Such a model seems like one the private sector in Afghanistan and beyond should wish to emulate. Anchoring growth on high value productions instead of very dense exchanges of low-quality products is particularly relevant to economies that want to adopt the sustainable paradigm of economics. Craftsmanship, heritage and sustainability all resonate with the forward-looking economies of the 21st century, weary of fast consumption and obsolescence. Yet, tomorrow’s economy should go a step further from the Silk Road model. While in the past the exchange of luxuries enriched states and stimulated domestic demand to a limited extent, trade remained the precinct of big merchants.
Currently, Zazi-vintage, a Berlin-based company, is one of the few existing models successfully promoting craftmanship and socio-economically empowering artisans in the Silk Road region. The head, Jeanne de Kroon, is highly inspired by the rich cultural heritage of the Silk Road and works with female artisans, co-operatives and NGOs in India, Mongolia, Uzbekistan, Tajikistan and Afghanistan. The company produces sustainable fashionable attire including dresses, coats, jackets and more while sharing stories from the region. Afghanistan’s rich fabric resources and skilled tailors provides for both high-quality craftmanship and at the same time creates a cultural and artistic bond with the consumers and beyond globally.
While this is one of the few success stories on culture generating income opportunities, looking into the future, we must foster larger-reach development by turning an elite economic scheme into a locally-owned sustainable model. Using the ties of culture, education, and economics will help us reach that goal.

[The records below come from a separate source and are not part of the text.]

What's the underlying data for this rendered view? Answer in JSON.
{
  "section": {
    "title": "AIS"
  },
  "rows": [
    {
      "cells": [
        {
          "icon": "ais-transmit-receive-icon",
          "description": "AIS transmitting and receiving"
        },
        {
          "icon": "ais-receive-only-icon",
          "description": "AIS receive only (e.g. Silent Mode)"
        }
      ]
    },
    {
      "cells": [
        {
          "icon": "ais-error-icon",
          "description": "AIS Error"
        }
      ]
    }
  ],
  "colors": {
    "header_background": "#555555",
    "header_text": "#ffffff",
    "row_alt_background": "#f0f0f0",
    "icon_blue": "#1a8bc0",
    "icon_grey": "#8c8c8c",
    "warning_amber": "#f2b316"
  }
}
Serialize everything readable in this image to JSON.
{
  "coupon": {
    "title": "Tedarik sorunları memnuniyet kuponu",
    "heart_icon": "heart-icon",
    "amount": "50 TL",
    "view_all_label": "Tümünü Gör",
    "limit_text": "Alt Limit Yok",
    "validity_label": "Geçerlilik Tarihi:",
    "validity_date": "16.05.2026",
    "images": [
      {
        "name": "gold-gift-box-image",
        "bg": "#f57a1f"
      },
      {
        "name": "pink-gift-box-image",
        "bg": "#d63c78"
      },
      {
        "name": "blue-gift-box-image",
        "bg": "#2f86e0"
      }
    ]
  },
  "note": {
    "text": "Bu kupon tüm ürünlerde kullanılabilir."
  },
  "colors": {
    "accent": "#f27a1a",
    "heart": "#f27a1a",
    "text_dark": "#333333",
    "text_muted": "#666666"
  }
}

For example, the production and trade of quality cultural goods such as Afghan carpets, cashmere, embroidery, and semi-precious stones such as lapis lazuli, can improve people’s livelihood by generating a sustainable income. The best way to develop such opportunities is through early engagement with the youth so as to build capacities and spread best practices in the field of culture and economics. At the other end of the chain, efforts are needed to reinforce the links between Afghanistan and the world in order to enable an environment conducive to trade and cultural creation.
Empowering individuals to become owners of their development make them contribute to society’s successes at large. Culture is what brings people together and connects generations, conveying a sense of dignity and inspiration to all. By linking culture, education and economic development, we can turn Afghanistan's assets into drivers of economic prosperity and make Afghanistan a strong partner in development that carves a richer common future.
This article was originally published for TOLOnews on June 04 2020.